We do not recall the rating rules: can a player lose points when winning a tournament. Probably yes, and Topalov's performance of 2751 will cost him a couple in the next list. High seed Mamedyarov also drops a few, while Kamsky, Nisipeanu and Sasikiran stand to gain some.
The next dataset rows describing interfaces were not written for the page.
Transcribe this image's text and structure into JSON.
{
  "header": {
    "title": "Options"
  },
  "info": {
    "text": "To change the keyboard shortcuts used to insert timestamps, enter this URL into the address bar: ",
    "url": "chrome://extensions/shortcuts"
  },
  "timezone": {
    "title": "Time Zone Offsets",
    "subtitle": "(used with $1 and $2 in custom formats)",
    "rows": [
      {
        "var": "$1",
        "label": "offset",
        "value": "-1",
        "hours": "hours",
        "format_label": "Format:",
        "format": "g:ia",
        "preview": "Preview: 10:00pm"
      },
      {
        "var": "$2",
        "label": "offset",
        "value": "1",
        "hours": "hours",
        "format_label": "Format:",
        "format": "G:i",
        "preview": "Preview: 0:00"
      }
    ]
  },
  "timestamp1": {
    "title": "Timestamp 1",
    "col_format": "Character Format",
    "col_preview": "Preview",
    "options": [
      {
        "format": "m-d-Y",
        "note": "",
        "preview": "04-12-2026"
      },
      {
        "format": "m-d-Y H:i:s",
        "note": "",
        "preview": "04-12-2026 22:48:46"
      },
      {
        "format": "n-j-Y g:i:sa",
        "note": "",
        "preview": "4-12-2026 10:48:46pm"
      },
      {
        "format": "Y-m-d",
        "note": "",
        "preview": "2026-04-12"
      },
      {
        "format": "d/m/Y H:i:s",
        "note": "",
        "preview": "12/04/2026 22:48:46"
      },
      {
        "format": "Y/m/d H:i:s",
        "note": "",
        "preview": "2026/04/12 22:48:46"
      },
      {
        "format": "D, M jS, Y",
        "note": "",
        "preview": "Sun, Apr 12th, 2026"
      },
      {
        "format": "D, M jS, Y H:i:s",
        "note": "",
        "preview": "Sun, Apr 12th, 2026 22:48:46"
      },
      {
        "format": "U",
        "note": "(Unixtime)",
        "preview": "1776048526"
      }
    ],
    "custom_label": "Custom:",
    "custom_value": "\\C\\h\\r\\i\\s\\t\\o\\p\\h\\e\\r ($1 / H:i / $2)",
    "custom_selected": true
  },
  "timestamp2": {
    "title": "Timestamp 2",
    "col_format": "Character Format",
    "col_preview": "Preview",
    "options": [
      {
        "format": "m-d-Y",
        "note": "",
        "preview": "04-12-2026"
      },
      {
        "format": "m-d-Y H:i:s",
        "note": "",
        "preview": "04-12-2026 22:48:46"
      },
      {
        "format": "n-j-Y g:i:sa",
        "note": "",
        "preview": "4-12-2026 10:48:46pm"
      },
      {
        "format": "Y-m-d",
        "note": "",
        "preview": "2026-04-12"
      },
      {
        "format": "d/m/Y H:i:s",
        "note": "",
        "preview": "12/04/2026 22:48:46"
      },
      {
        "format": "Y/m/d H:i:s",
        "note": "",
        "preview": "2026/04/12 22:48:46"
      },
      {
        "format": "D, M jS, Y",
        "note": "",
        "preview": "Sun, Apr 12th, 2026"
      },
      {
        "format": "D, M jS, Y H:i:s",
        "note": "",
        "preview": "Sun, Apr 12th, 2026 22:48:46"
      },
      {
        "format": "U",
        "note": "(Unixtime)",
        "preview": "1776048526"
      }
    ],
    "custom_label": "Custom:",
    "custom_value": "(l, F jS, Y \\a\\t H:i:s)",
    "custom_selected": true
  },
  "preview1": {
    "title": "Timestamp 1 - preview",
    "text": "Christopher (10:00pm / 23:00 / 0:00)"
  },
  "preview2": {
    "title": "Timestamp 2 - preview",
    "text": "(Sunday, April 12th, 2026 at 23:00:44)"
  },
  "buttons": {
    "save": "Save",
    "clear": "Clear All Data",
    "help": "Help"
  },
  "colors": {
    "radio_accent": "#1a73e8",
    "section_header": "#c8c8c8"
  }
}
For Sashi the final table must be quite disappointing – seeing himself drop from solo first to second last on tiebreak scores. [The first tiebreak criterium, according to the Sofia rules, was the "greater number of wins". So although the same Sonneborn-Berger tiebreaks are given as those generated by ChessBase in the table above, Sasi is in second place on the official final rankings.]. For Topalov it's the opposite: he has climbed from last to the place the Bulgarian nation had expected from him.


Reports about chess: tournaments, championships, portraits, interviews, World Championships, product launches and more.


Rules for reader comments


Not registered yet? Register